You see the problem of these great moral changes or values, is not solvable by law and politics as content--that is, it is on the books, so everyone has to follow it now. The Pope's have always condemned pre-marital sex and use of condoms, and you can see how little moral impact that has had on people's behaviors, even good Catholics. At CSIIE we are working to put the process before content, and integrate the two as valuable. The moral  professor argued that what is missing is "good communication" about life, not just about issues and difference. We need, he said, processes where people of differences get together not just because they have arguments of difference, but because we are all people trying to get the best out of life and we all want less suffering. He noted, too often in political processes the aim is to get people of different moral beliefs together to debate and then resolve the issue so we can "agree." He thinks that likely is not going to happen with most people most of the time. What you can achieve in political processes is to get them to talk and listen, to try to understand respectfully, and disagree if need be. People once heard, he says, and once each sees each other as a human being with common interests in things like "their children" or music, or good food, then, they are less likely to abstract "the Other" and make them only a threat to their own values and life.

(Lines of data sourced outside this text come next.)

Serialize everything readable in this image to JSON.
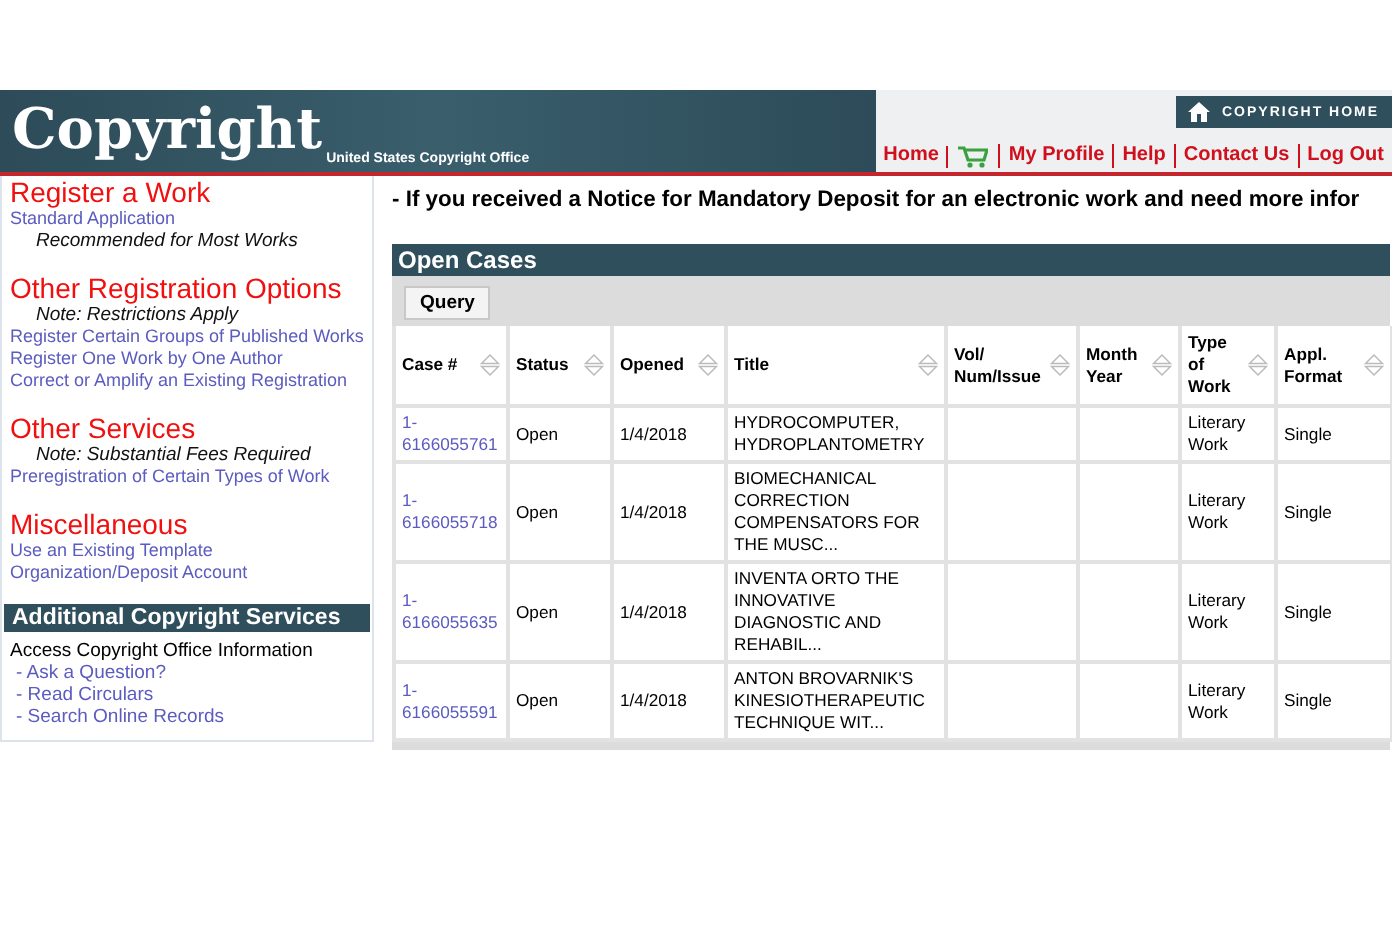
{
  "header": {
    "logo": "Copyright",
    "subtitle": "United States Copyright Office",
    "home_button": "COPYRIGHT HOME",
    "nav": [
      {
        "label": "Home",
        "kind": "text"
      },
      {
        "kind": "cart"
      },
      {
        "label": "My Profile",
        "kind": "text"
      },
      {
        "label": "Help",
        "kind": "text"
      },
      {
        "label": "Contact Us",
        "kind": "text"
      },
      {
        "label": "Log Out",
        "kind": "text"
      }
    ]
  },
  "sidebar": {
    "sections": [
      {
        "heading": "Register a Work",
        "items": [
          {
            "kind": "link",
            "text": "Standard Application"
          },
          {
            "kind": "note",
            "text": "Recommended for Most Works"
          }
        ]
      },
      {
        "heading": "Other Registration Options",
        "items": [
          {
            "kind": "note",
            "text": "Note: Restrictions Apply"
          },
          {
            "kind": "link",
            "text": "Register Certain Groups of Published Works"
          },
          {
            "kind": "link",
            "text": "Register One Work by One Author"
          },
          {
            "kind": "link",
            "text": "Correct or Amplify an Existing Registration"
          }
        ]
      },
      {
        "heading": "Other Services",
        "items": [
          {
            "kind": "note",
            "text": "Note: Substantial Fees Required"
          },
          {
            "kind": "link",
            "text": "Preregistration of Certain Types of Work"
          }
        ]
      },
      {
        "heading": "Miscellaneous",
        "items": [
          {
            "kind": "link",
            "text": "Use an Existing Template"
          },
          {
            "kind": "link",
            "text": "Organization/Deposit Account"
          }
        ]
      }
    ],
    "additional": {
      "title": "Additional Copyright Services",
      "intro": "Access Copyright Office Information",
      "links": [
        "- Ask a Question?",
        "- Read Circulars",
        "- Search Online Records"
      ]
    }
  },
  "notice": "- If you received a Notice for Mandatory Deposit for an electronic work and need more infor",
  "open_cases": {
    "title": "Open Cases",
    "query_button": "Query",
    "columns": [
      "Case #",
      "Status",
      "Opened",
      "Title",
      "Vol/ Num/Issue",
      "Month Year",
      "Type of Work",
      "Appl. Format"
    ],
    "rows": [
      {
        "case": "1- 6166055761",
        "status": "Open",
        "opened": "1/4/2018",
        "title": "HYDROCOMPUTER, HYDROPLANTOMETRY",
        "type": "Literary Work",
        "format": "Single"
      },
      {
        "case": "1- 6166055718",
        "status": "Open",
        "opened": "1/4/2018",
        "title": "BIOMECHANICAL CORRECTION COMPENSATORS FOR THE MUSC...",
        "type": "Literary Work",
        "format": "Single"
      },
      {
        "case": "1- 6166055635",
        "status": "Open",
        "opened": "1/4/2018",
        "title": "INVENTA ORTO THE INNOVATIVE DIAGNOSTIC AND REHABIL...",
        "type": "Literary Work",
        "format": "Single"
      },
      {
        "case": "1- 6166055591",
        "status": "Open",
        "opened": "1/4/2018",
        "title": "ANTON BROVARNIK'S KINESIOTHERAPEUTIC TECHNIQUE WIT...",
        "type": "Literary Work",
        "format": "Single"
      }
    ]
  }
}
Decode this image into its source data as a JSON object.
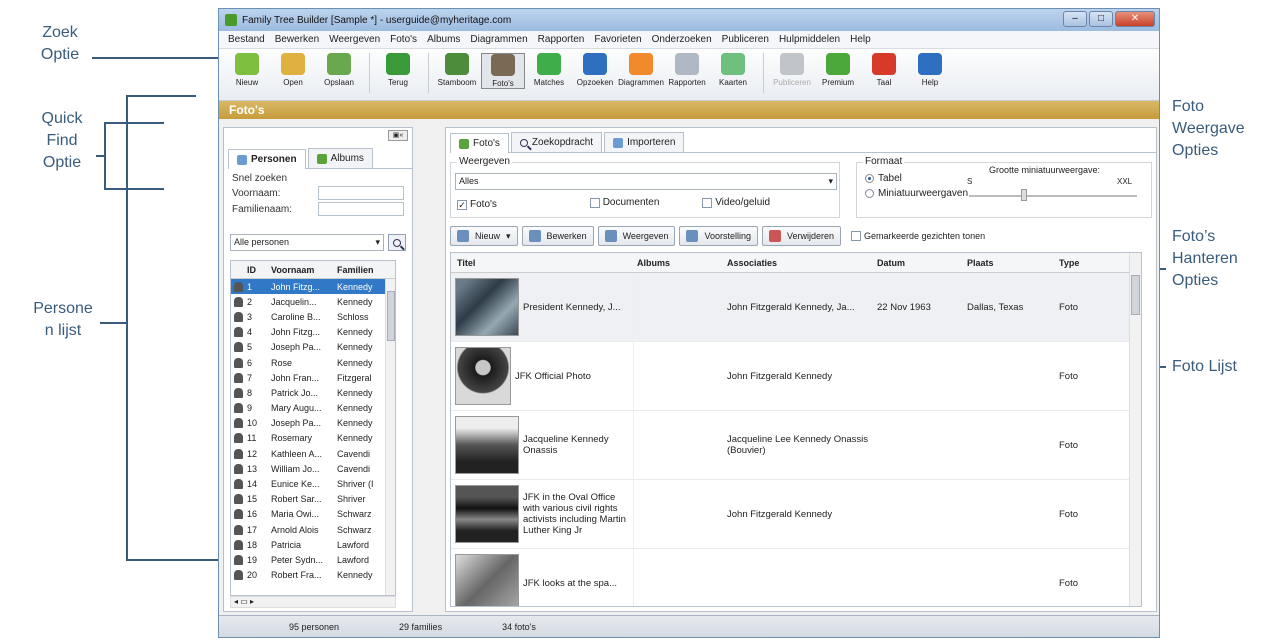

He believes the process of communicating is most important if we are to solve problems like Culture Wars. I tend to agree. There is a reason in the description of CSIIE that we use terms like "process" focused and "enspirited community" because they are what we teach, not merely courses and workshops or trainings (i.e., content). There are real skills to learn to be able to communicate better, most everyone would agree on that. The larger meta-skill is how to use those skills of good communication in a complex and tense (conflictual) atmosphere and situation. Fear and conflict often go together, and fear undermines often the best of outcomes. So for me, practicing fearlessness as a path, call it spiritual, or whatever you like, it is a path to building existential capacity. What capacity is this:

(a) ability to be with differences,

(b) ability to sit in the fire when feeling threatened,

(c) ability to think clearly and connect with people in multiple modalities for the sake of a mutual good outcome not for the sake of you dominating the other by being "faster," "braver," and so on,

(d) being able to hold space with the paradox of conflicting values in yourself and in others, and staying open to emergent processes that are unknown or unpredictable that can unfold when two or more people gather--in other words, you don't jump on the 'quick fix' because it will get you (presumably) out of the uncomfort you and the other are in,

(e) ability to face 'death of your own ego' needs, as you may be shown wrong by the other, or shown weak and fearful, shown confused, or shown injured, etc.--meaning the ability to acknowledge your feelings and emotions and those of others who also could be experiencing that 'death'.

That's a start to existential capacity. We all have more to dialogue on this and I trust you'll keep it in mind in every encounter you have in CSIIE (at least). And, also to remember, not to be too hard on yourself when you don't have much existential capacity in any moment. It takes practice. Sometimes our "supplies" of it are better than other times.

-RMF